The first beatitude is the foundation on which all the others are built. It is about the poor in spirit, that is, those who recognise their spiritual need. They are the people who know they have nothing to offer God, that neither wealth, nor knowledge, nor family, nor nationality, nor natural temperament and personality are anything before the Lord. We might translate the first words as: “O the bliss of those who know themselves to be spiritually inadequate!”

The Greek word used here for “poor” means destitute, like a beggar. In a spiritual context, such poverty creates total dependence on God – and here is where total joy is found.

Poverty, inadequacy and destitution all sound very unattractive in the world’s eyes. This should not surprise us. It could be said that poverty of spirit marks the dividing line between those who follow Christ and those who do not. “There is no more perfect statement of the doctrine of justification by faith only” than the first beatitude, says Dr Martyn Lloyd-Jones, explaining that this beatitude must come at the beginning of the list because
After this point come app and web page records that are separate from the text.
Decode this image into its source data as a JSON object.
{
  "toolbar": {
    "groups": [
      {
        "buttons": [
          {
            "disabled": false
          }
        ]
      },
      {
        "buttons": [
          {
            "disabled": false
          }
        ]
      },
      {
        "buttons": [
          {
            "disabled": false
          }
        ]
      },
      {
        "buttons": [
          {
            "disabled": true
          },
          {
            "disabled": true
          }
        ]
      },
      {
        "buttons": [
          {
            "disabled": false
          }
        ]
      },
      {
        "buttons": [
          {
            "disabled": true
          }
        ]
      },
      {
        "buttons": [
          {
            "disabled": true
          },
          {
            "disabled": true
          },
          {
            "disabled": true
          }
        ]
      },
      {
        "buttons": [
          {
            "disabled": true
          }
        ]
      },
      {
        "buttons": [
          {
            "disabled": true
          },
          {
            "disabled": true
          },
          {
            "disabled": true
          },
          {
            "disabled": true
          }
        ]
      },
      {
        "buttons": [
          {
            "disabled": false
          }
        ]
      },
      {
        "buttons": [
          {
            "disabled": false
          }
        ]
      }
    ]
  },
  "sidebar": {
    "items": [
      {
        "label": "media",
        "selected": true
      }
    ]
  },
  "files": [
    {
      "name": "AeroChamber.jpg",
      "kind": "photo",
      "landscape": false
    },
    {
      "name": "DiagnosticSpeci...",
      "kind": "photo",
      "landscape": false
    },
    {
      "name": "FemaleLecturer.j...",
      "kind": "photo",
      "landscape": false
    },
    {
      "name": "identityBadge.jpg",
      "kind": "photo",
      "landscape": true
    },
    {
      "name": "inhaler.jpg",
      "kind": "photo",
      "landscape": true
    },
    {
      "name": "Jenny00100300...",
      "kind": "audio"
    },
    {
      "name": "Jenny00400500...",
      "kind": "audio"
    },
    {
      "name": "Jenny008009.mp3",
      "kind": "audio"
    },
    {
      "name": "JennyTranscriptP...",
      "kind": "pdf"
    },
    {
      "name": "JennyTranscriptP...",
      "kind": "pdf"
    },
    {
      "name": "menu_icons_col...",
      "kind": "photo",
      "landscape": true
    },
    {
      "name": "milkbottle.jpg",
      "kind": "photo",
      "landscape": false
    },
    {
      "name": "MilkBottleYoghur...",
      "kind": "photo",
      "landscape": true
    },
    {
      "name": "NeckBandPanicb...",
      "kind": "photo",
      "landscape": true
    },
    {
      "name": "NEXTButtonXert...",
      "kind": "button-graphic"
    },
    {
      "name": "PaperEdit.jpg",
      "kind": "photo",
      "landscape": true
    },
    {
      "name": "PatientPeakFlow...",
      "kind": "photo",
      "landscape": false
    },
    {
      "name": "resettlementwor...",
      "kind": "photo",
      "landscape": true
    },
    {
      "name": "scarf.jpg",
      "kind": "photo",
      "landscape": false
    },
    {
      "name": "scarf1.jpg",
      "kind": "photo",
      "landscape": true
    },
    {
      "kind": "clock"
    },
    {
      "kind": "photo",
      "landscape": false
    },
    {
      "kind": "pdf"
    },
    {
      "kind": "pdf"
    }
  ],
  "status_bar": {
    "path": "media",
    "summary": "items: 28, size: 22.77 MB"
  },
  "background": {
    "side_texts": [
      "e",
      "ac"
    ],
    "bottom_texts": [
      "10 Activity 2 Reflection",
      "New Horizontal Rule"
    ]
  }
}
there is no entry into the kingdom of heaven, or
the kingdom of God, apart from it. There is no-one in
the kingdom of God who is not poor in spirit.
It is the fundamental characteristic of the Christian and
of the citizen of the kingdom of heaven,
and all the other characteristics are in
a sense the result of this one.

This beatitude is nothing to do with material wealth or lack of it. Elsewhere Jesus teaches that we should not be attached to material possessions. Yet a rich person can be poor in spirit – Abraham and Job are examples – and a poor person can have a proud and self-sufficient spirit, cutting them off from God.

Jesus’s first hearers may have understood this distinction better than modern readers of the Sermon on the Mount. To be poor and without any resources, therefore powerless, therefore needing to trust completely in God are concepts all included in the Hebrew/Aramaic words for “poor”. Poverty, humility and helplessness were all wrapped up together. Someone who had nothing could only look to God for help.

The promise made to those who are poor in spirit, that is, to all Christians, is the kingdom of heaven. The same promise is repeated in the last beatitude, with a range of other promises between.

The kingdom of heaven (or the kingdom of God as it is also called in the New Testament) is the reign of God in the hearts and lives of His people. The Kingdom of God is a Divine society where God’s will is done perfectly, as it is in heaven (Matthew 6:10). Its citizens know that they are empty and have nothing; they can only trust and obey the King.

Dr Patrick Sookhdeo is the International Director of Barnabas Fund and the Executive Director of the Oxford Centre for Religion and Public Life.